• **Data supplied**:
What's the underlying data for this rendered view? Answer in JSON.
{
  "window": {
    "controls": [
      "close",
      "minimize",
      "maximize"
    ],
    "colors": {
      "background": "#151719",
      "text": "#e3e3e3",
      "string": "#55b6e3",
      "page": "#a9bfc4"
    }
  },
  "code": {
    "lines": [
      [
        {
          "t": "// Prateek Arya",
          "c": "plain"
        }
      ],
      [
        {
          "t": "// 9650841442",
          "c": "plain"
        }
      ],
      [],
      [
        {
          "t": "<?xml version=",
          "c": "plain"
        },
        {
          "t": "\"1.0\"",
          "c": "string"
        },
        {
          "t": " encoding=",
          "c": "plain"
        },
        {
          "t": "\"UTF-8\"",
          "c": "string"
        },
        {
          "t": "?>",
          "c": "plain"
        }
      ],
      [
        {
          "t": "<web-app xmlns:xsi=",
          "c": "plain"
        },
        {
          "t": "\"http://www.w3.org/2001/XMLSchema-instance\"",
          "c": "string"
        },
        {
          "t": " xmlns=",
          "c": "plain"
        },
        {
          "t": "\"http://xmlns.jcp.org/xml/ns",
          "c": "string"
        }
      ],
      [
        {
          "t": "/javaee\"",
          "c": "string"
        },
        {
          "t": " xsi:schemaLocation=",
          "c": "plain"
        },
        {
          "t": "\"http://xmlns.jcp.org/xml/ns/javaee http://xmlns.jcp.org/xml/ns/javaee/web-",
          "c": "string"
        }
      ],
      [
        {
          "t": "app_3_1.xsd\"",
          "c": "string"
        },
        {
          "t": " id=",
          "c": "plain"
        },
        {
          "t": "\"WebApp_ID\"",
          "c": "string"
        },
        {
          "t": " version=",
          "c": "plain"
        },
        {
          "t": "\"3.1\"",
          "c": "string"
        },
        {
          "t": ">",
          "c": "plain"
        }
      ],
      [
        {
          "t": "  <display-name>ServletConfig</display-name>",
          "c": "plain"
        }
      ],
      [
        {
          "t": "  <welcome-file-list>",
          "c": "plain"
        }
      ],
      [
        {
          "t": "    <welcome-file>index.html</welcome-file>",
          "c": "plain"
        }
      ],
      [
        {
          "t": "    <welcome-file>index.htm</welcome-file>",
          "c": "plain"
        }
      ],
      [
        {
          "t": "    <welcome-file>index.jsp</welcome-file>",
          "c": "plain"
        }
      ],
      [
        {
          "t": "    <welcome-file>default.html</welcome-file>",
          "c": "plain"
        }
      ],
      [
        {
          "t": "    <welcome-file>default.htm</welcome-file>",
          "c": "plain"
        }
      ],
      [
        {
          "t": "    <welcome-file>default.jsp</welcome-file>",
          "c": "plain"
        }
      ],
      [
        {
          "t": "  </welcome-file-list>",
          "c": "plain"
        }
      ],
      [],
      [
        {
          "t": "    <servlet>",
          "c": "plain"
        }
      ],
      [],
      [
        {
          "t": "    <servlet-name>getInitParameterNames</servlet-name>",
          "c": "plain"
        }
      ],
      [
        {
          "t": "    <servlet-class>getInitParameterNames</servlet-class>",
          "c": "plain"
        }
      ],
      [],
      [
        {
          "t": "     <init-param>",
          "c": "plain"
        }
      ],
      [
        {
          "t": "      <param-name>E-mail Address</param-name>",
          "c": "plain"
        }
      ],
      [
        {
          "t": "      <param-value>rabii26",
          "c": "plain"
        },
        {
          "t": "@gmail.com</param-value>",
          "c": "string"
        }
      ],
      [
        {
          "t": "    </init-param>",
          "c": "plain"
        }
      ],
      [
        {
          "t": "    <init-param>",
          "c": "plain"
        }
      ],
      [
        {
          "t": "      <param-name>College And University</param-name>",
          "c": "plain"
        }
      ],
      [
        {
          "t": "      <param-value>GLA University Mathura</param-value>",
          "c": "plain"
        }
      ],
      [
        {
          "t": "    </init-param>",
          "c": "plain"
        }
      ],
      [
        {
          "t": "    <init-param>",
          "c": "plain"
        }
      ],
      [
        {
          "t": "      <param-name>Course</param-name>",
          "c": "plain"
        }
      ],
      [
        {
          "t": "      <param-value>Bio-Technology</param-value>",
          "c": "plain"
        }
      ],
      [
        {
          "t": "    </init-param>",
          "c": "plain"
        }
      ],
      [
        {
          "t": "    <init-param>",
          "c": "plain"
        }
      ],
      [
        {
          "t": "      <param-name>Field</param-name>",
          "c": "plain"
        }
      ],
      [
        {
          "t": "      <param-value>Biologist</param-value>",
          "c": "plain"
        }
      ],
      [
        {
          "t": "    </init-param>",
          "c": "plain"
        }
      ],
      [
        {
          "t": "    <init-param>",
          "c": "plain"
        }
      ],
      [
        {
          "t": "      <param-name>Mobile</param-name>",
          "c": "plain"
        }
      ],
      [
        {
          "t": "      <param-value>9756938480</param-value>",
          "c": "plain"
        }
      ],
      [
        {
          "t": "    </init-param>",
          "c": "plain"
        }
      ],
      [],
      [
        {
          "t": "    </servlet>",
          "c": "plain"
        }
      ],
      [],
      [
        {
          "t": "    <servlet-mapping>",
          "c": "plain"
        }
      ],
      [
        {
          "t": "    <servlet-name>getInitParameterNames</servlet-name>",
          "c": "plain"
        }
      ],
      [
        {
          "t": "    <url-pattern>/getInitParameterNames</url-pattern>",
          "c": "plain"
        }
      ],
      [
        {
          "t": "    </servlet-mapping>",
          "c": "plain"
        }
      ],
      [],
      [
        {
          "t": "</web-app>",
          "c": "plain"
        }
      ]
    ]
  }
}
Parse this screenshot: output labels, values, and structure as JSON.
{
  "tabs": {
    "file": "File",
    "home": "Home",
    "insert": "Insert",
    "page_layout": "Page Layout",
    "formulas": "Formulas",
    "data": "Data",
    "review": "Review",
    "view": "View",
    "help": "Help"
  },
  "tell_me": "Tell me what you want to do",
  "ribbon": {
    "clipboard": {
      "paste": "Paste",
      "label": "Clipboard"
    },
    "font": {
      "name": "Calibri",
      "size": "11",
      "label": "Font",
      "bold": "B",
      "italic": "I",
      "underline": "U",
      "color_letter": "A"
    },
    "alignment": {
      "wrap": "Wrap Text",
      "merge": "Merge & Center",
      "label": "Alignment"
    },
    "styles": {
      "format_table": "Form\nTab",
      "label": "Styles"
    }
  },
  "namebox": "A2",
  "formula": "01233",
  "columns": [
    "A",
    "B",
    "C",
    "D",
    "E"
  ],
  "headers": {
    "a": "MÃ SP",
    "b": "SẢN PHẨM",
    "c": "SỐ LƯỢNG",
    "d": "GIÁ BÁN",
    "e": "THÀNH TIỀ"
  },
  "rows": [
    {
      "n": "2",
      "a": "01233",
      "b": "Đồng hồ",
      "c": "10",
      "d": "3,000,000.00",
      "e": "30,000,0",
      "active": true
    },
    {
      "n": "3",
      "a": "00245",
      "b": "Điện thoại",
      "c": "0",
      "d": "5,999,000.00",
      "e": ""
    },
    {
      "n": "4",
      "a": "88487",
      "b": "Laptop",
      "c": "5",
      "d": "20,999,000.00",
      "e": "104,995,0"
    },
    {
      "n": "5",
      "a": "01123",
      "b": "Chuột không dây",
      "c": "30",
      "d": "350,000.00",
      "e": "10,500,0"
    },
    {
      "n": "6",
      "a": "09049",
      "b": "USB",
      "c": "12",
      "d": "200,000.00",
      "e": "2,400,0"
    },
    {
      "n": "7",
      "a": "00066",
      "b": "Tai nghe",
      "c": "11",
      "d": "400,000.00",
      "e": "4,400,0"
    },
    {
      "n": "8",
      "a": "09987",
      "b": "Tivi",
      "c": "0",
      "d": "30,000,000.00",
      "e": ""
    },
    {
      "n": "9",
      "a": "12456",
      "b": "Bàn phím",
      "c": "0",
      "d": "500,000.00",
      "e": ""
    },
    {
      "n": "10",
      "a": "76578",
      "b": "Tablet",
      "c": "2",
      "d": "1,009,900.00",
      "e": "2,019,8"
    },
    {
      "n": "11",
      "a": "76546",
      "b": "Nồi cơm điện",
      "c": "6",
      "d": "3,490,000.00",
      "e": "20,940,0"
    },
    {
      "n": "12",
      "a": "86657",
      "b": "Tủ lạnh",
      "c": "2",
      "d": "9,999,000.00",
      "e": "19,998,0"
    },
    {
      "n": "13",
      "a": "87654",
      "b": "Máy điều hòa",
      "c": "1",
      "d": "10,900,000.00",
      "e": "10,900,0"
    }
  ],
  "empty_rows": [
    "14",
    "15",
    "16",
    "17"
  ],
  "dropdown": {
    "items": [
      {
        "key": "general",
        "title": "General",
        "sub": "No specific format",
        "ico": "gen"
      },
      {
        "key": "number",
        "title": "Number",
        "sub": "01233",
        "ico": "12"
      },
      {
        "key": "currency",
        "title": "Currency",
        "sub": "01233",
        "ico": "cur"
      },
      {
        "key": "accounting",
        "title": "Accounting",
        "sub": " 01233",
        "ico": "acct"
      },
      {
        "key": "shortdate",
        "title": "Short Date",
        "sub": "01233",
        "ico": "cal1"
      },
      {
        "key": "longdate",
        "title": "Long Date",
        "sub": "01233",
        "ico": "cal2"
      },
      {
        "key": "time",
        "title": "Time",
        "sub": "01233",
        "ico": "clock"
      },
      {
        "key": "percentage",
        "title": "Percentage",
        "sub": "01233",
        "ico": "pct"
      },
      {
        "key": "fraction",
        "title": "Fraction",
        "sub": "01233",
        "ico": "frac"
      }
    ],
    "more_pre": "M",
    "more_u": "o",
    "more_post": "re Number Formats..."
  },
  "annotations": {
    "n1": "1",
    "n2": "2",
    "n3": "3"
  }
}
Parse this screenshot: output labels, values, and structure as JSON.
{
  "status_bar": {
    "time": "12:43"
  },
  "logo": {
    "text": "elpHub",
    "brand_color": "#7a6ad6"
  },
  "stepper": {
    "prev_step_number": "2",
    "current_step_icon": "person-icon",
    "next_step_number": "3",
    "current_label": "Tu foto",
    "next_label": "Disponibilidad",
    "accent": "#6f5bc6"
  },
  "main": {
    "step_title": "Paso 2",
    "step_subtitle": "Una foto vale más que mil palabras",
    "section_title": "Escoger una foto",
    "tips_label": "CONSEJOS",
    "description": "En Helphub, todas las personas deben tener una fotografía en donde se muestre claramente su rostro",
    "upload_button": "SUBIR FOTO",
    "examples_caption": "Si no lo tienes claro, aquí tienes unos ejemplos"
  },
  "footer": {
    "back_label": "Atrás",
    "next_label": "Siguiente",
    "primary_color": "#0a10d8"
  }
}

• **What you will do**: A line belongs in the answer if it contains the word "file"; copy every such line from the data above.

• **Exercise output**:
          "t": "  <welcome-file-list>",
          "t": "    <welcome-file>index.html</welcome-file>",
          "t": "    <welcome-file>index.htm</welcome-file>",
          "t": "    <welcome-file>index.jsp</welcome-file>",
          "t": "    <welcome-file>default.html</welcome-file>",
          "t": "    <welcome-file>default.htm</welcome-file>",
          "t": "    <welcome-file>default.jsp</welcome-file>",
          "t": "  </welcome-file-list>",
    "file": "File",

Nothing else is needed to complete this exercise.